Public art is not necessarily to be found only outside the usual elite venues of galleries, museums, churches, and private homes. But nor is it necessarily to be discovered in open-air installations or in public squares. Because genuine public art is, of course, both public and extremely private and can be installed anywhere.

A prospective city councillor (who else?) for Merseyside has recently said that Antony Gormley’s “Iron Men”, disseminated along a polluted and abandoned stretch of the Irish Sea, should be destroyed: the work’s upkeep is expensive and, anyway, it’s just modern art. The email response of the general public (not the “art” public) has been vigorous to say the least. “This is our heritage”; “It’s fascinating to see how the sea, sand and weather – and also to some extent, the visitors! – interact with them over time”; “They are part of the community now”. This is a moving testimony to the intimate yet public impact of some contemporary art.

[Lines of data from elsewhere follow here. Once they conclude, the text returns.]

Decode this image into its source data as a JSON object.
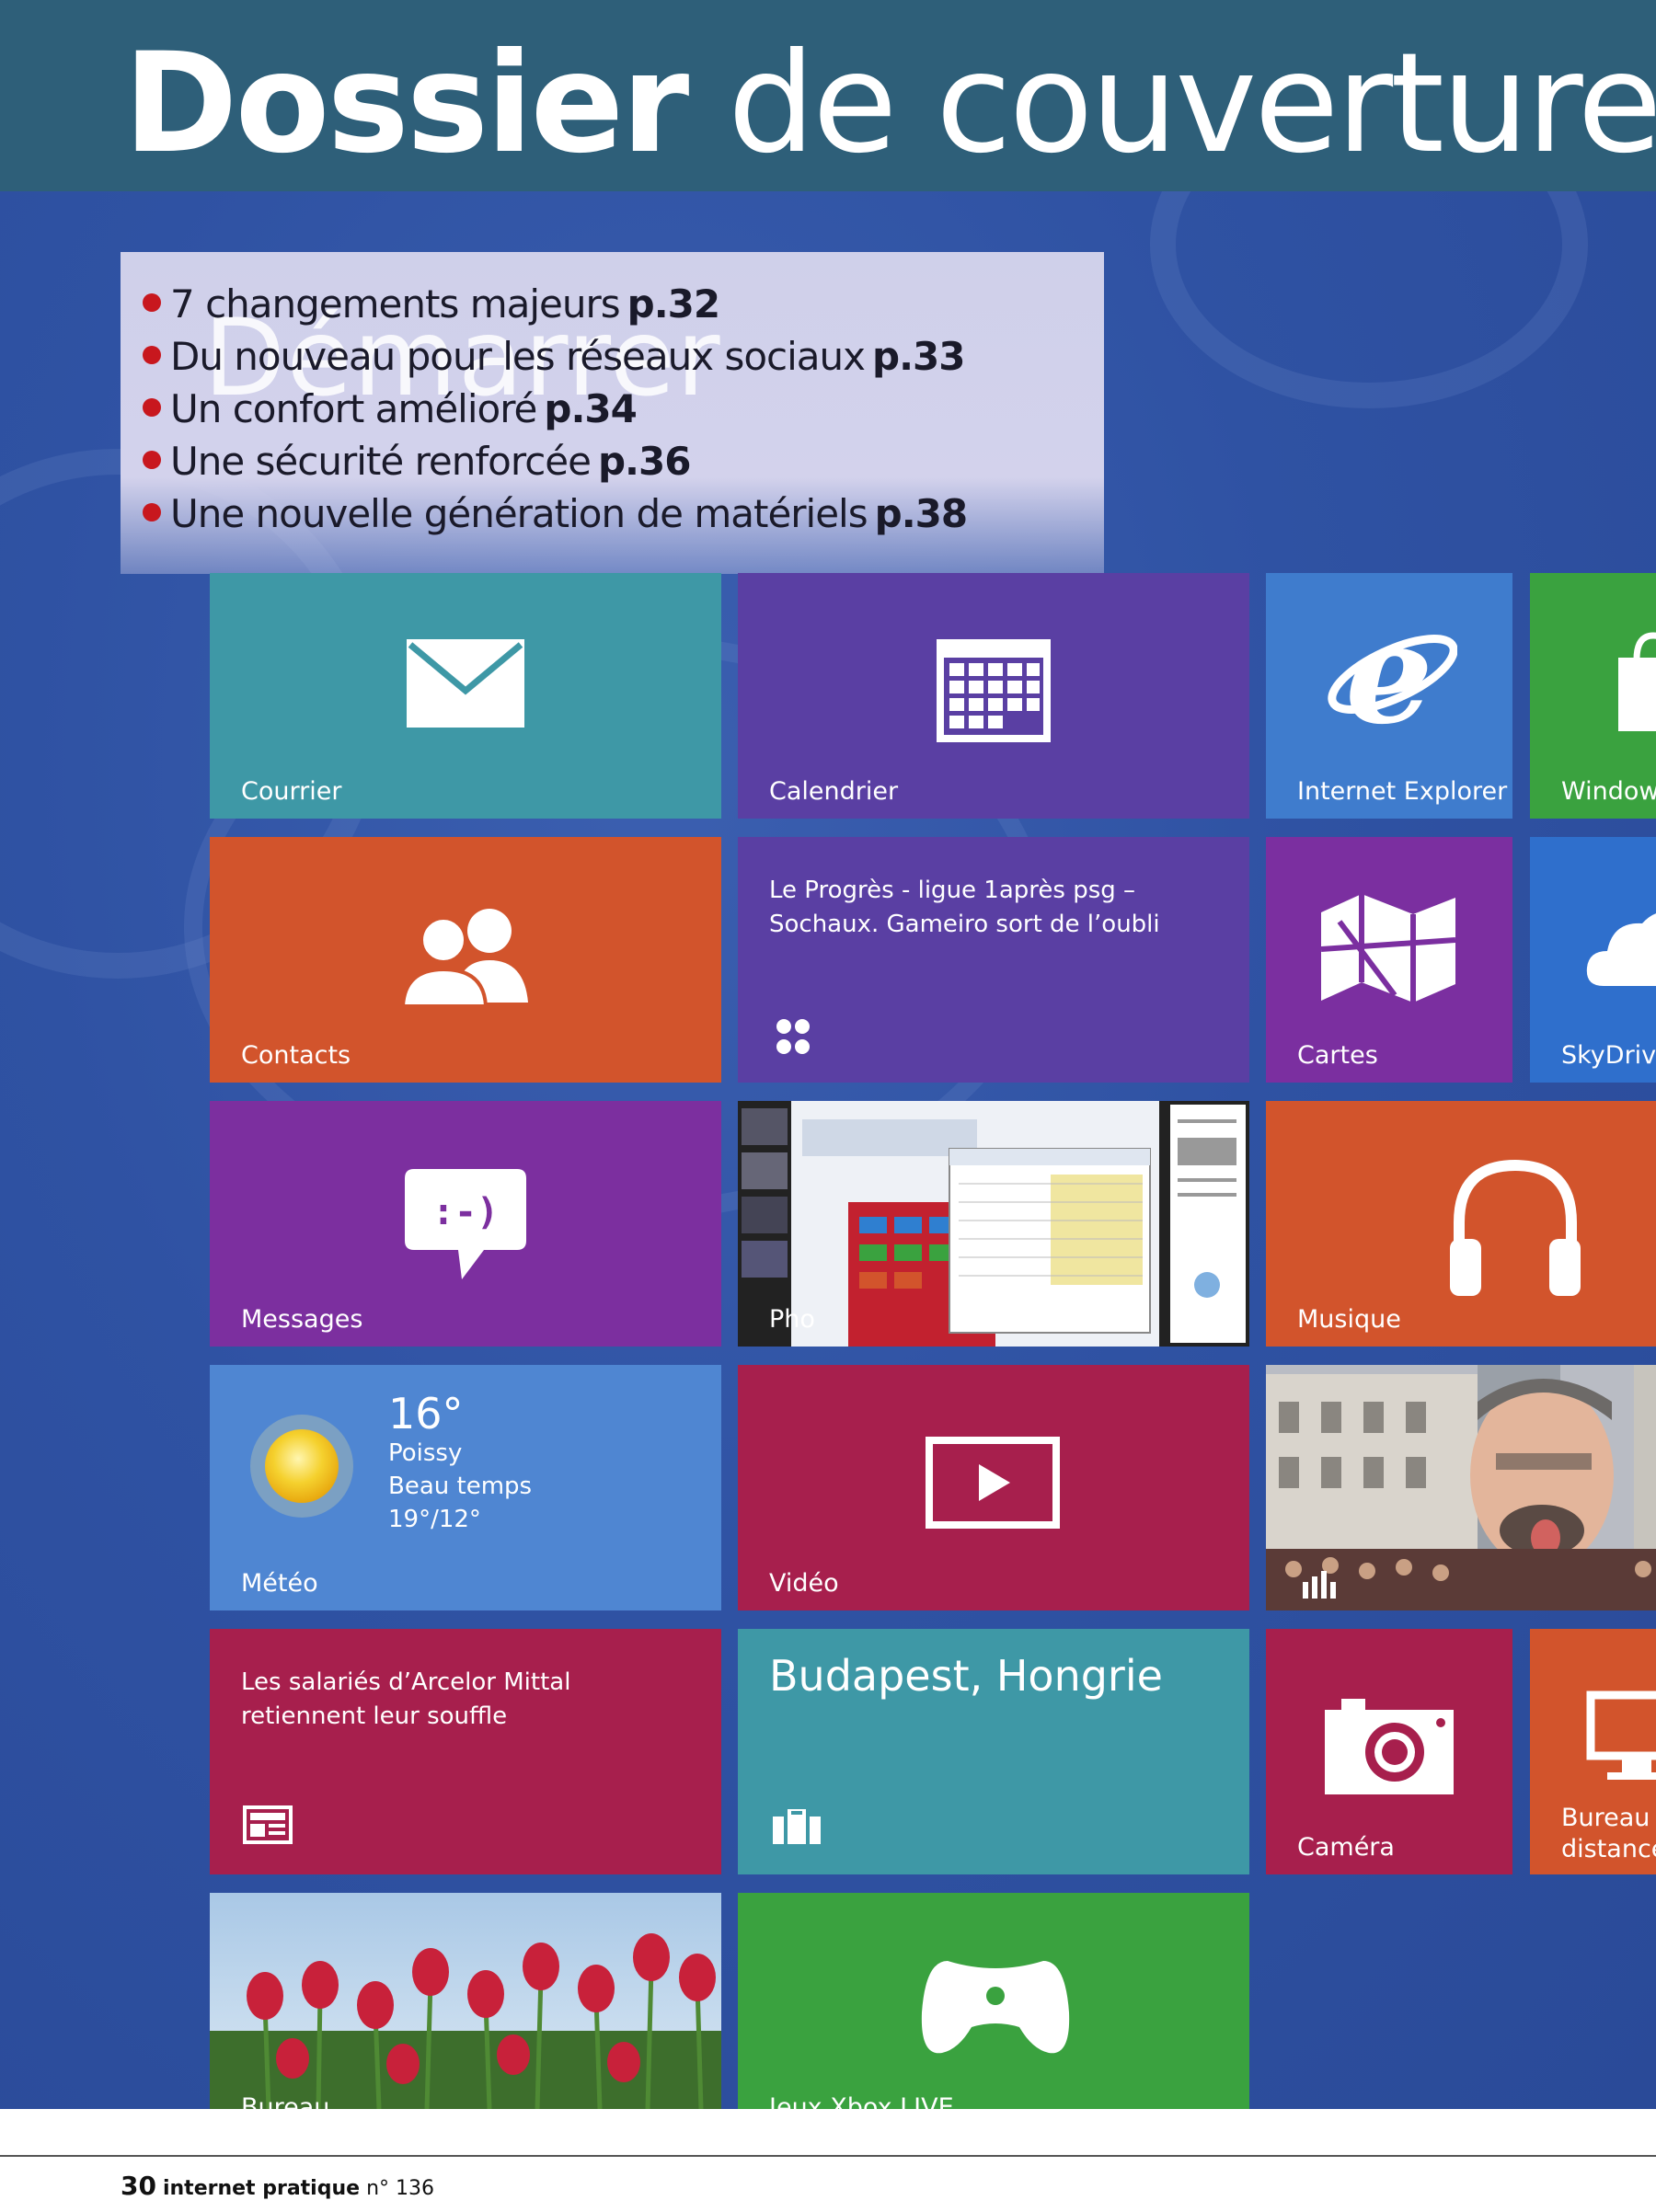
{
  "header": {
    "title_bold": "Dossier",
    "title_rest": "de couverture"
  },
  "summary": {
    "ghost_word": "Démarrer",
    "items": [
      {
        "text": "7 changements majeurs",
        "page": "p.32"
      },
      {
        "text": "Du nouveau pour les réseaux sociaux",
        "page": "p.33"
      },
      {
        "text": "Un confort amélioré",
        "page": "p.34"
      },
      {
        "text": "Une sécurité renforcée",
        "page": "p.36"
      },
      {
        "text": "Une nouvelle génération de matériels",
        "page": "p.38"
      }
    ]
  },
  "tiles": {
    "courrier": {
      "label": "Courrier",
      "color": "#3e98a6"
    },
    "calendrier": {
      "label": "Calendrier",
      "color": "#5a3fa3"
    },
    "ie": {
      "label": "Internet Explorer",
      "color": "#3f7ccd"
    },
    "store": {
      "label": "Windows",
      "color": "#3aa23f"
    },
    "contacts": {
      "label": "Contacts",
      "color": "#d2542c"
    },
    "news1": {
      "text": "Le Progrès - ligue 1après psg – Sochaux. Gameiro sort de l’oubli",
      "color": "#5a3fa3"
    },
    "cartes": {
      "label": "Cartes",
      "color": "#7b2fa0"
    },
    "skydrive": {
      "label": "SkyDrive",
      "color": "#2f6fcc"
    },
    "messages": {
      "label": "Messages",
      "color": "#7c2f9f"
    },
    "photos": {
      "label": "Pho"
    },
    "musique": {
      "label": "Musique",
      "color": "#d2542c"
    },
    "meteo": {
      "label": "Météo",
      "temp": "16°",
      "city": "Poissy",
      "condition": "Beau temps",
      "range": "19°/12°",
      "color": "#4f86d2"
    },
    "video": {
      "label": "Vidéo",
      "color": "#a71f4d"
    },
    "news2": {
      "text": "Les salariés d’Arcelor Mittal retiennent leur souffle",
      "color": "#a71f4d"
    },
    "voyage": {
      "title": "Budapest, Hongrie",
      "color": "#3e98a6"
    },
    "camera": {
      "label": "Caméra",
      "color": "#a71f4d"
    },
    "remote": {
      "label_line1": "Bureau à",
      "label_line2": "distance",
      "color": "#d2542c"
    },
    "bureau": {
      "label": "Bureau"
    },
    "xbox": {
      "label": "Jeux Xbox LIVE",
      "color": "#3aa23f"
    }
  },
  "footer": {
    "page_number": "30",
    "magazine": "internet pratique",
    "issue": "n° 136"
  }
}
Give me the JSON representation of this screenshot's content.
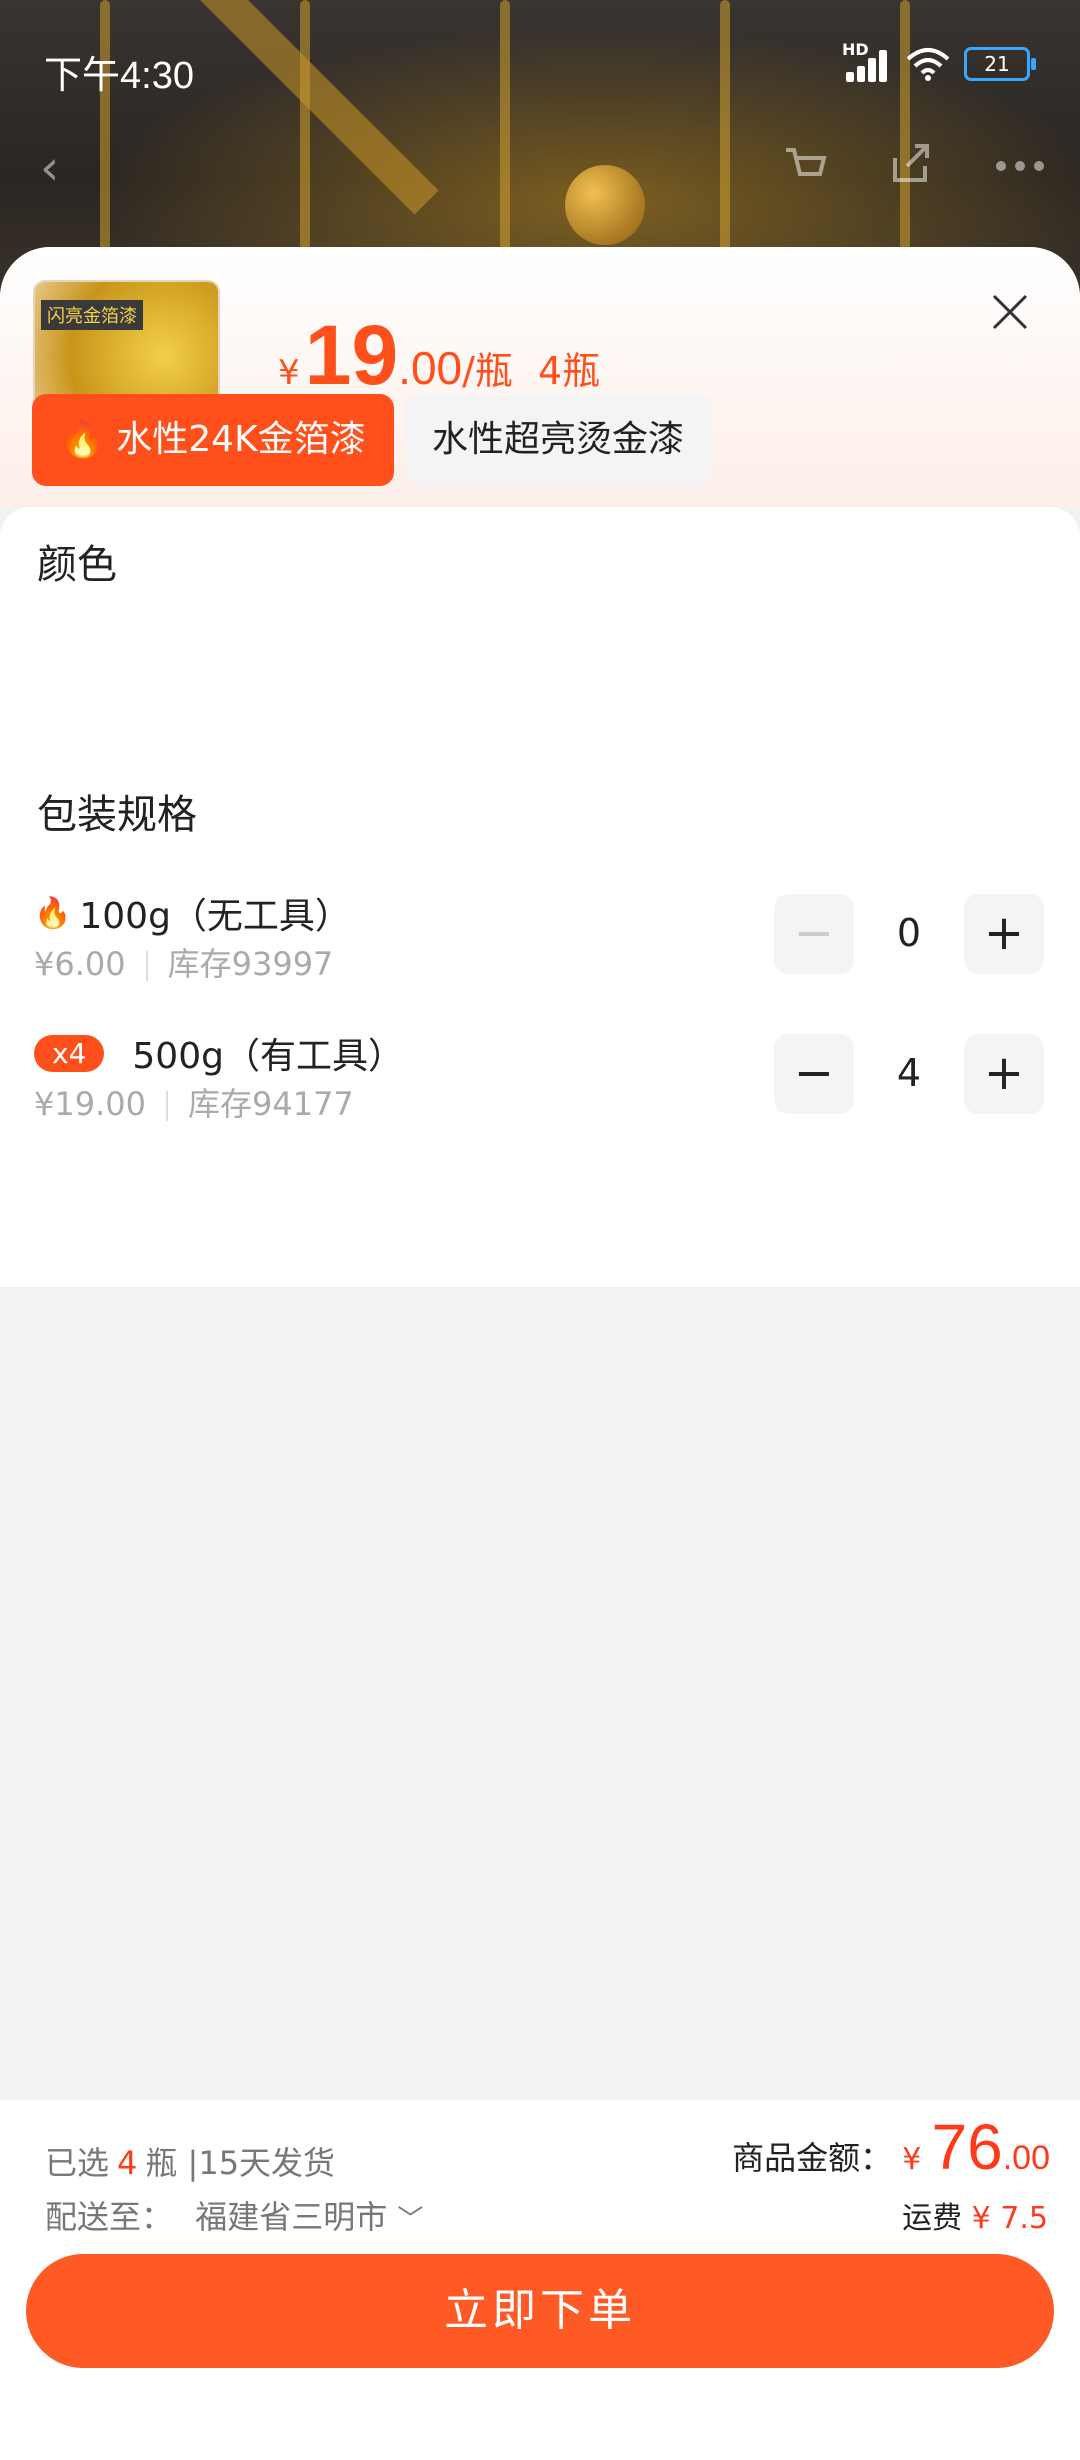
{
  "status_bar": {
    "time": "下午4:30",
    "battery": "21",
    "network": "HD"
  },
  "product": {
    "thumb_text": "闪亮金箔漆",
    "price_currency": "¥",
    "price_int": "19",
    "price_dec": ".00",
    "price_unit": "/瓶",
    "selected_qty": "4瓶"
  },
  "color_section": {
    "title": "颜色",
    "options": [
      {
        "label": "水性24K金箔漆",
        "selected": true
      },
      {
        "label": "水性超亮烫金漆",
        "selected": false
      }
    ]
  },
  "spec_section": {
    "title": "包装规格",
    "items": [
      {
        "name": "100g（无工具）",
        "price": "¥6.00",
        "stock": "库存93997",
        "qty": "0",
        "badge": ""
      },
      {
        "name": "500g（有工具）",
        "price": "¥19.00",
        "stock": "库存94177",
        "qty": "4",
        "badge": "x4"
      }
    ]
  },
  "bottom_bar": {
    "selected_prefix": "已选",
    "selected_count": "4",
    "selected_suffix": "瓶 |15天发货",
    "delivery_label": "配送至：",
    "delivery_location": "福建省三明市",
    "amount_label": "商品金额：",
    "amount_currency": "¥",
    "amount_int": "76",
    "amount_dec": ".00",
    "shipping_label": "运费",
    "shipping_value": "¥ 7.5",
    "order_button": "立即下单"
  },
  "colors": {
    "accent": "#ff4f1a",
    "button": "#ff5a26"
  }
}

Like Gormley, although Jacob Hashimoto often works on a small scale, he mainly works on a large and public yet still extremely intimate scale with works that also become “a part of the community” as well as part of individual experience. And this latest work by him is emblematic.

At first sight it is, of course, abstract, though the usual figurative metaphors for describing it come to mind: cloudbanks, waves, billowing sails. And yet, however tiny, the individual elements are there to see and recognize. In this case they are miniscule boats. Ready to sail up into the air? Why not? Because of course, like all genuine works of art, they can be appreciated in many, many ways. And once the characteristic beauty of Hashimoto’s work has been digested, not as an “extra” but as an inherent part of its meaning, so these other thoughts and emotions also present themselves. Here we are, alone yet together with others, enveloped by these boats breasting the invisible sea around us. Of course this might also be assimilated to such a gospel song as “The old ship of Zion is sailing for home”: the spiritual aspect is certainly present, and the boats might be sailing towards some other place – other than towards us, that is. But these are old and persistent emotions, all the more potent because here they are so airily and lightly expressed.

During the last World War a bomb was dropped near one of the most beautiful buildings in Italy: Palazzo Canossa, Verona. The building was spared, but a frescoed ceiling by Tiepolo was reduced to thousands of fragments. It is whispered that they all still exist in a number of crates in the building’s basement. I doubt that these individual pieces, seen alone, could give any idea of the frescoed ceiling now only to be seen in photographs. Nor could the individual boats of Hashimoto’s grand work which almost resemble small model boats assembled from a kit. But there is a correspondence between his ethereal, intimate, public art and that of Tiepolo. There is no reason to apologize for what is, after all, simply an analogy but, I believe, a highly suggestive and therefore useful one. The eighteenth century has breezed into the twenty-first.